Situated in Noble County on State Highway 156, twelve miles due east of Interstate 35 and approximately twenty-three miles north-northeast of Perry, Marland, formerly Bliss, developed as a shipping point on the Atchison, Topeka and Santa Fe Railway. The town has had three incarnations, the first two as Bliss. The surrounding region, primarily grassland and formerly part of the Ponca Reservation, was leased for grazing by the Miller Brothers 101 Ranch. At the Santa Fe tracks on the edge of their ranch, the Millers built stockyards and other facilities for shipping cattle. South of that location a small rural community grew up circa 1898 in Section 24 of Buffalo Township. In that area there came to be a lumberyard, a general store, and a few residents by 1900. Grain elevators were erected at the tracks in 1904. Ranch correspondence and advertising generally used "Bliss" or "Bliss Station" as the Miller's home base. In the early years of the century the brothers held various Wild West shows at the ranch's summer camp near Bliss Station. Visitors took the train to the depot that Santa Fe built there.
In early 1906 the Millers platted a town on the east side of the railroad and sold town lots that summer. Businesses that had been located south of there, at the existing community, moved northwest to the railroad. Buffalo Township's population stood at 326 at 1907 statehood and by 1910 had risen to 380. Bliss claimed 200 residents in that year. One of the largest businesses was Miller Brothers Livestock, Grain, and Hay, but a bank, two other grain dealers, two hotels, and several stores also operated.

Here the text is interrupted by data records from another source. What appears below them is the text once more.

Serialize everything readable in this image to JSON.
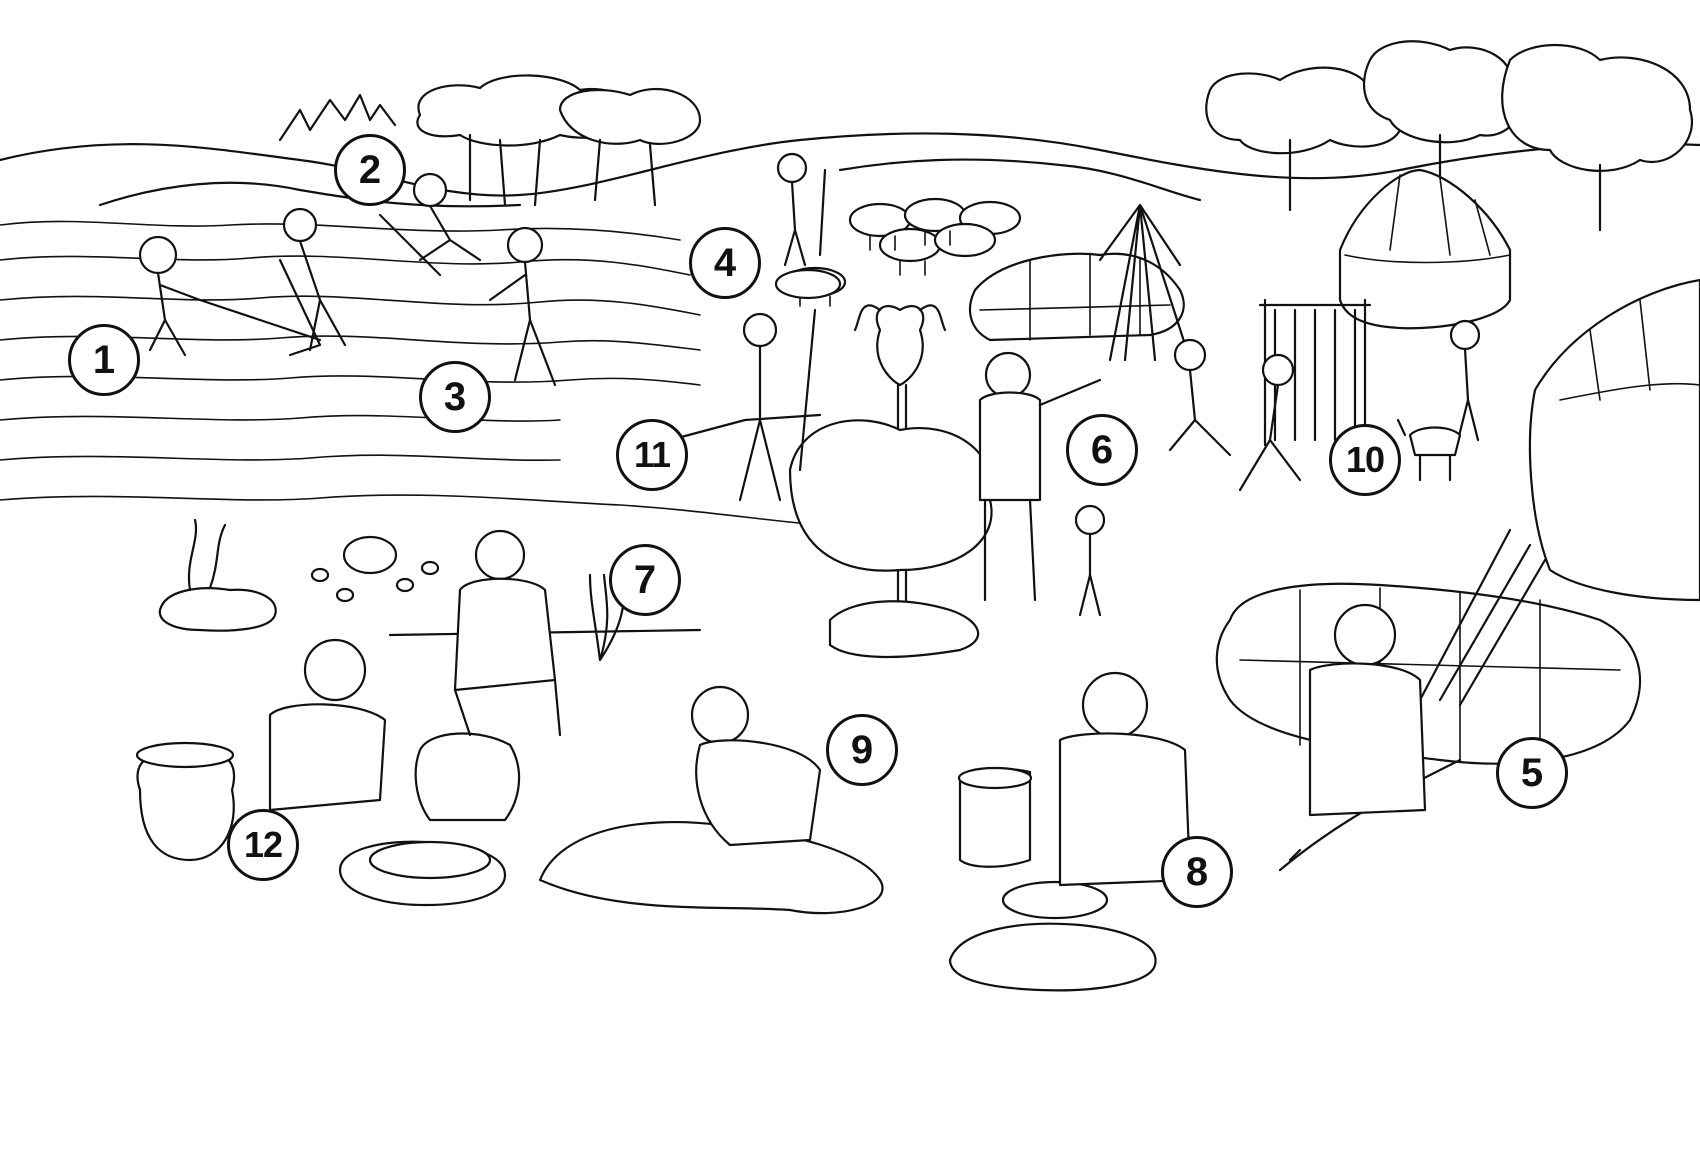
{
  "scene": {
    "line_color": "#111111",
    "background_color": "#ffffff"
  },
  "markers": [
    {
      "id": "1",
      "label": "1",
      "activity": "farmer-pulling-plough"
    },
    {
      "id": "2",
      "label": "2",
      "activity": "farmer-digging"
    },
    {
      "id": "3",
      "label": "3",
      "activity": "farmer-sowing-seeds"
    },
    {
      "id": "4",
      "label": "4",
      "activity": "shepherd-with-flock"
    },
    {
      "id": "5",
      "label": "5",
      "activity": "man-crafting-spears"
    },
    {
      "id": "6",
      "label": "6",
      "activity": "chief-at-totem"
    },
    {
      "id": "7",
      "label": "7",
      "activity": "man-with-pitchfork"
    },
    {
      "id": "8",
      "label": "8",
      "activity": "potter-at-wheel"
    },
    {
      "id": "9",
      "label": "9",
      "activity": "woman-stretching-hide"
    },
    {
      "id": "10",
      "label": "10",
      "activity": "women-weaving-loom"
    },
    {
      "id": "11",
      "label": "11",
      "activity": "hunter-with-bow"
    },
    {
      "id": "12",
      "label": "12",
      "activity": "woman-grinding-grain"
    }
  ]
}
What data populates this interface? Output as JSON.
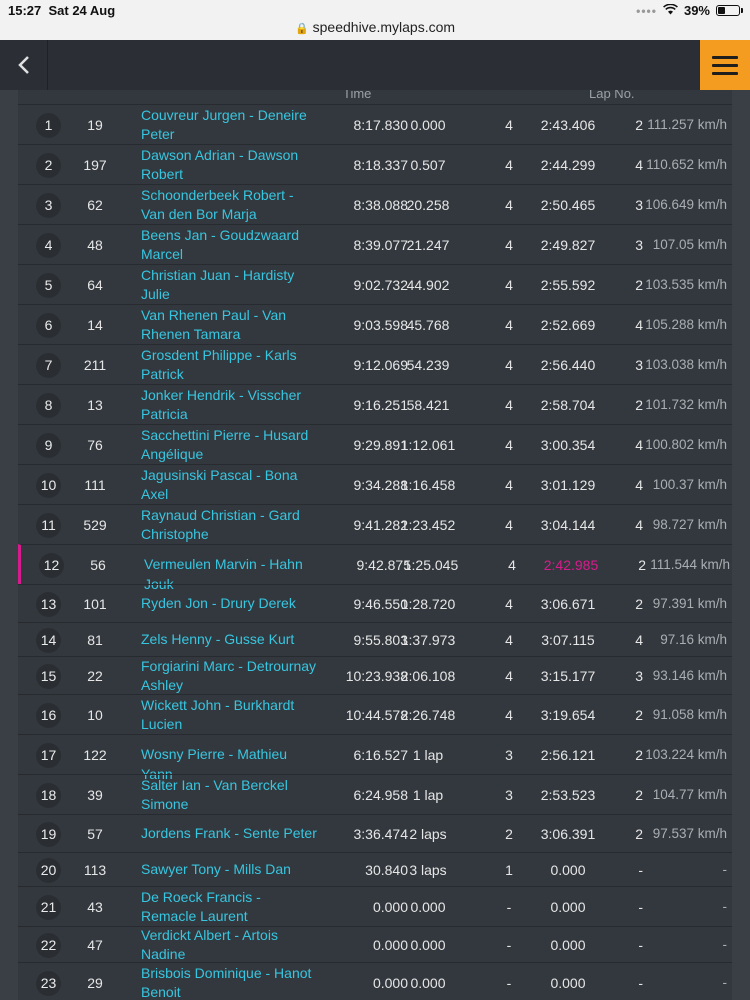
{
  "status_bar": {
    "time": "15:27",
    "date": "Sat 24 Aug",
    "url": "speedhive.mylaps.com",
    "battery": "39%",
    "battery_level": 0.39
  },
  "nav": {
    "back_icon": "chevron-left-icon",
    "menu_icon": "hamburger-menu-icon",
    "menu_color": "#f39c1f"
  },
  "header": {
    "time_label": "Time",
    "lapno_label": "Lap No."
  },
  "colors": {
    "name_link": "#37c6e0",
    "best_lap_highlight": "#d81b8c",
    "background": "#33383e"
  },
  "rows": [
    {
      "pos": "1",
      "num": "19",
      "name": "Couvreur Jurgen - Deneire Peter",
      "time": "8:17.830",
      "gap": "0.000",
      "laps": "4",
      "best": "2:43.406",
      "best_lap": "2",
      "speed": "111.257 km/h"
    },
    {
      "pos": "2",
      "num": "197",
      "name": "Dawson Adrian - Dawson Robert",
      "time": "8:18.337",
      "gap": "0.507",
      "laps": "4",
      "best": "2:44.299",
      "best_lap": "4",
      "speed": "110.652 km/h"
    },
    {
      "pos": "3",
      "num": "62",
      "name": "Schoonderbeek Robert - Van den Bor Marja",
      "time": "8:38.088",
      "gap": "20.258",
      "laps": "4",
      "best": "2:50.465",
      "best_lap": "3",
      "speed": "106.649 km/h"
    },
    {
      "pos": "4",
      "num": "48",
      "name": "Beens Jan - Goudzwaard Marcel",
      "time": "8:39.077",
      "gap": "21.247",
      "laps": "4",
      "best": "2:49.827",
      "best_lap": "3",
      "speed": "107.05 km/h"
    },
    {
      "pos": "5",
      "num": "64",
      "name": "Christian Juan - Hardisty Julie",
      "time": "9:02.732",
      "gap": "44.902",
      "laps": "4",
      "best": "2:55.592",
      "best_lap": "2",
      "speed": "103.535 km/h"
    },
    {
      "pos": "6",
      "num": "14",
      "name": "Van Rhenen Paul - Van Rhenen Tamara",
      "time": "9:03.598",
      "gap": "45.768",
      "laps": "4",
      "best": "2:52.669",
      "best_lap": "4",
      "speed": "105.288 km/h"
    },
    {
      "pos": "7",
      "num": "211",
      "name": "Grosdent Philippe - Karls Patrick",
      "time": "9:12.069",
      "gap": "54.239",
      "laps": "4",
      "best": "2:56.440",
      "best_lap": "3",
      "speed": "103.038 km/h"
    },
    {
      "pos": "8",
      "num": "13",
      "name": "Jonker Hendrik - Visscher Patricia",
      "time": "9:16.251",
      "gap": "58.421",
      "laps": "4",
      "best": "2:58.704",
      "best_lap": "2",
      "speed": "101.732 km/h"
    },
    {
      "pos": "9",
      "num": "76",
      "name": "Sacchettini Pierre - Husard Angélique",
      "time": "9:29.891",
      "gap": "1:12.061",
      "laps": "4",
      "best": "3:00.354",
      "best_lap": "4",
      "speed": "100.802 km/h"
    },
    {
      "pos": "10",
      "num": "111",
      "name": "Jagusinski Pascal - Bona Axel",
      "time": "9:34.288",
      "gap": "1:16.458",
      "laps": "4",
      "best": "3:01.129",
      "best_lap": "4",
      "speed": "100.37 km/h"
    },
    {
      "pos": "11",
      "num": "529",
      "name": "Raynaud Christian - Gard Christophe",
      "time": "9:41.282",
      "gap": "1:23.452",
      "laps": "4",
      "best": "3:04.144",
      "best_lap": "4",
      "speed": "98.727 km/h"
    },
    {
      "pos": "12",
      "num": "56",
      "name": "Vermeulen Marvin - Hahn Jouk",
      "time": "9:42.875",
      "gap": "1:25.045",
      "laps": "4",
      "best": "2:42.985",
      "best_lap": "2",
      "speed": "111.544 km/h",
      "highlight": true
    },
    {
      "pos": "13",
      "num": "101",
      "name": "Ryden Jon - Drury Derek",
      "time": "9:46.550",
      "gap": "1:28.720",
      "laps": "4",
      "best": "3:06.671",
      "best_lap": "2",
      "speed": "97.391 km/h"
    },
    {
      "pos": "14",
      "num": "81",
      "name": "Zels Henny - Gusse Kurt",
      "time": "9:55.803",
      "gap": "1:37.973",
      "laps": "4",
      "best": "3:07.115",
      "best_lap": "4",
      "speed": "97.16 km/h"
    },
    {
      "pos": "15",
      "num": "22",
      "name": "Forgiarini Marc - Detrournay Ashley",
      "time": "10:23.938",
      "gap": "2:06.108",
      "laps": "4",
      "best": "3:15.177",
      "best_lap": "3",
      "speed": "93.146 km/h"
    },
    {
      "pos": "16",
      "num": "10",
      "name": "Wickett John - Burkhardt Lucien",
      "time": "10:44.578",
      "gap": "2:26.748",
      "laps": "4",
      "best": "3:19.654",
      "best_lap": "2",
      "speed": "91.058 km/h"
    },
    {
      "pos": "17",
      "num": "122",
      "name": "Wosny Pierre - Mathieu Yann",
      "time": "6:16.527",
      "gap": "1 lap",
      "laps": "3",
      "best": "2:56.121",
      "best_lap": "2",
      "speed": "103.224 km/h"
    },
    {
      "pos": "18",
      "num": "39",
      "name": "Salter Ian - Van Berckel Simone",
      "time": "6:24.958",
      "gap": "1 lap",
      "laps": "3",
      "best": "2:53.523",
      "best_lap": "2",
      "speed": "104.77 km/h"
    },
    {
      "pos": "19",
      "num": "57",
      "name": "Jordens Frank - Sente Peter",
      "time": "3:36.474",
      "gap": "2 laps",
      "laps": "2",
      "best": "3:06.391",
      "best_lap": "2",
      "speed": "97.537 km/h"
    },
    {
      "pos": "20",
      "num": "113",
      "name": "Sawyer Tony - Mills Dan",
      "time": "30.840",
      "gap": "3 laps",
      "laps": "1",
      "best": "0.000",
      "best_lap": "-",
      "speed": "-"
    },
    {
      "pos": "21",
      "num": "43",
      "name": "De Roeck Francis - Remacle Laurent",
      "time": "0.000",
      "gap": "0.000",
      "laps": "-",
      "best": "0.000",
      "best_lap": "-",
      "speed": "-"
    },
    {
      "pos": "22",
      "num": "47",
      "name": "Verdickt Albert - Artois Nadine",
      "time": "0.000",
      "gap": "0.000",
      "laps": "-",
      "best": "0.000",
      "best_lap": "-",
      "speed": "-"
    },
    {
      "pos": "23",
      "num": "29",
      "name": "Brisbois Dominique - Hanot Benoit",
      "time": "0.000",
      "gap": "0.000",
      "laps": "-",
      "best": "0.000",
      "best_lap": "-",
      "speed": "-"
    }
  ]
}
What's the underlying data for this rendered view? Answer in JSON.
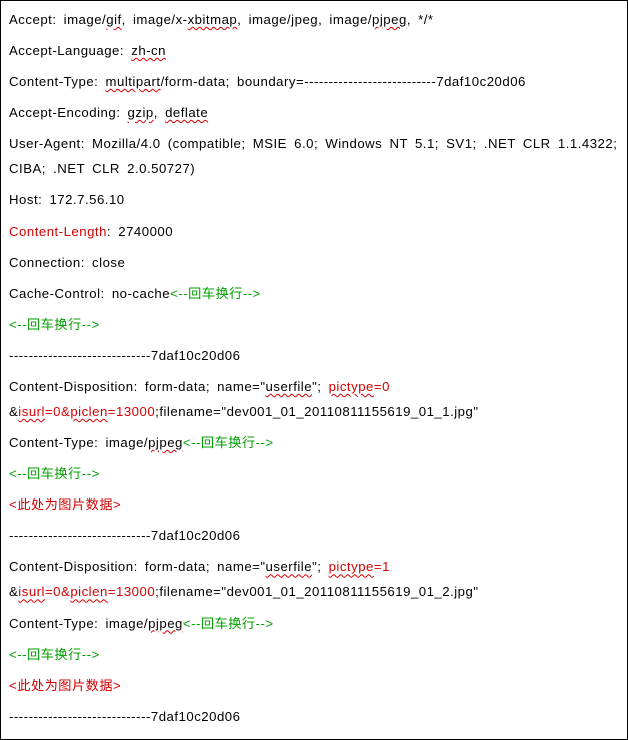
{
  "lines": [
    {
      "segs": [
        {
          "t": "Accept: image/"
        },
        {
          "t": "gif",
          "u": true
        },
        {
          "t": ", image/x-"
        },
        {
          "t": "xbitmap",
          "u": true
        },
        {
          "t": ", image/jpeg, image/"
        },
        {
          "t": "pjpeg",
          "u": true
        },
        {
          "t": ", */*"
        }
      ]
    },
    {
      "segs": [
        {
          "t": "Accept-Language: "
        },
        {
          "t": "zh-cn",
          "u": true
        }
      ]
    },
    {
      "segs": [
        {
          "t": "Content-Type: "
        },
        {
          "t": "multipart",
          "u": true
        },
        {
          "t": "/form-data; boundary=---------------------------7daf10c20d06"
        }
      ]
    },
    {
      "segs": [
        {
          "t": "Accept-Encoding: "
        },
        {
          "t": "gzip",
          "u": true
        },
        {
          "t": ", "
        },
        {
          "t": "deflate",
          "u": true
        }
      ]
    },
    {
      "segs": [
        {
          "t": "User-Agent: Mozilla/4.0 (compatible; MSIE 6.0; Windows NT 5.1; SV1; .NET CLR 1.1.4322; CIBA; .NET CLR 2.0.50727)"
        }
      ]
    },
    {
      "segs": [
        {
          "t": "Host: 172.7.56.10"
        }
      ]
    },
    {
      "segs": [
        {
          "t": "Content-Length",
          "c": "red"
        },
        {
          "t": ": 2740000"
        }
      ]
    },
    {
      "segs": [
        {
          "t": "Connection: close"
        }
      ]
    },
    {
      "segs": [
        {
          "t": "Cache-Control: no-cache"
        },
        {
          "t": "<--回车换行-->",
          "c": "green"
        }
      ]
    },
    {
      "segs": [
        {
          "t": "<--回车换行-->",
          "c": "green"
        }
      ]
    },
    {
      "segs": [
        {
          "t": "-----------------------------7daf10c20d06"
        }
      ]
    },
    {
      "segs": [
        {
          "t": "Content-Disposition: form-data; name=\""
        },
        {
          "t": "userfile",
          "u": true
        },
        {
          "t": "\"; "
        },
        {
          "t": "pictype",
          "u": true,
          "c": "red"
        },
        {
          "t": "=0",
          "c": "red"
        },
        {
          "t": " &"
        },
        {
          "t": "isurl",
          "u": true,
          "c": "red"
        },
        {
          "t": "=0&",
          "c": "red"
        },
        {
          "t": "piclen",
          "u": true,
          "c": "red"
        },
        {
          "t": "=13000",
          "c": "red"
        },
        {
          "t": ";filename=\"dev001_01_20110811155619_01_1.jpg\""
        }
      ]
    },
    {
      "segs": [
        {
          "t": "Content-Type: image/"
        },
        {
          "t": "pjpeg",
          "u": true
        },
        {
          "t": "<--回车换行-->",
          "c": "green"
        }
      ]
    },
    {
      "segs": [
        {
          "t": "<--回车换行-->",
          "c": "green"
        }
      ]
    },
    {
      "segs": [
        {
          "t": "<此处为图片数据>",
          "c": "red"
        }
      ]
    },
    {
      "segs": [
        {
          "t": "-----------------------------7daf10c20d06"
        }
      ]
    },
    {
      "segs": [
        {
          "t": "Content-Disposition: form-data; name=\""
        },
        {
          "t": "userfile",
          "u": true
        },
        {
          "t": "\"; "
        },
        {
          "t": "pictype",
          "u": true,
          "c": "red"
        },
        {
          "t": "=1",
          "c": "red"
        },
        {
          "t": " &"
        },
        {
          "t": "isurl",
          "u": true,
          "c": "red"
        },
        {
          "t": "=0&",
          "c": "red"
        },
        {
          "t": "piclen",
          "u": true,
          "c": "red"
        },
        {
          "t": "=13000",
          "c": "red"
        },
        {
          "t": ";filename=\"dev001_01_20110811155619_01_2.jpg\""
        }
      ]
    },
    {
      "segs": [
        {
          "t": "Content-Type: image/"
        },
        {
          "t": "pjpeg",
          "u": true
        },
        {
          "t": "<--回车换行-->",
          "c": "green"
        }
      ]
    },
    {
      "segs": [
        {
          "t": "<--回车换行-->",
          "c": "green"
        }
      ]
    },
    {
      "segs": [
        {
          "t": "<此处为图片数据>",
          "c": "red"
        }
      ]
    },
    {
      "segs": [
        {
          "t": "-----------------------------7daf10c20d06"
        }
      ]
    }
  ]
}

In 1917 the Millers decided to move the town a mile north, to the other side of the tracks. They platted "New Bliss" there. By that time the population had reached 250, and the town supported a good number of businesses, most catering to the area's farming-based economy. The Marland-Red Rock Record printed the news. The town shipped more wheat, corn, and livestock that any other shipping point in the county for a number of years. Three ranches, the 101, the Big V, and the Big L, used the stockyards facilities. Because of petroleum exploration in the region after 1916, oil-field supply shipping also became important until the boom ended in the late 1920s.
In an April 1922 election the citizens voted to rename the town Marland, to honor oilman Ernest W. Marland of nearby Ponca City, who had extensive drilling operations in the nearby Three Sands/Tonkawa Field. The Millers and the townspeople hoped that he would locate some of his oil operations at Bliss/Marland, but the only Marland Oil Company presence that ever developed there was a loading rack where a pipeline terminated at railroad. In 1923 disappointed citizens petitioned, unsuccessfully, for a return to "Bliss" because mail bound for Marland was being misrouted to Mooreland. In 1925 the town supported two elevators, two lumberyards, two hotels, Methodist and Christian churches, and the Marland Consolidated School.
By 1930, 361 people called the little town home, but the Great Depression of the 1930s bankrupted the Miller Brothers ranch and the Three Sands Field went dry. Hard circumstances thereby reduced the town to 257 residents in 1940, 221 in 1950, and 191 in 1960. An upswing in the oil industry in the 1970s brought people back to the area, and by 1980 the U.S. Census registered a population of 340. In 1990 and 2000 it held steady at 280, but in 2010 it dropped to 225. Most residents work elsewhere, many in Perry.
Allen D. Fitchett, "History of Noble County, Oklahoma" (M.A. thesis, Colorado State College, 1938).
"Marland," Vertical File, Research Division, Oklahoma Historical Society, Oklahoma City.
Noble County Genealogical Society, History of Noble County, Oklahoma, Vol. 1 (Norman, Okla.: Privately printed, 1987).
Michael Wallis, The Real Wild West: The 101 Ranch and the Creation of the American West (New York: St. Martin's Press, 2000).
The following (as per The Chicago Manual of Style, 17th edition) is the preferred citation for articles:
Dianna Everett, “Marland,” The Encyclopedia of Oklahoma History and Culture, https://www.okhistory.org/publications/enc/entry.php?entry=MA025.
© Oklahoma Historical Society.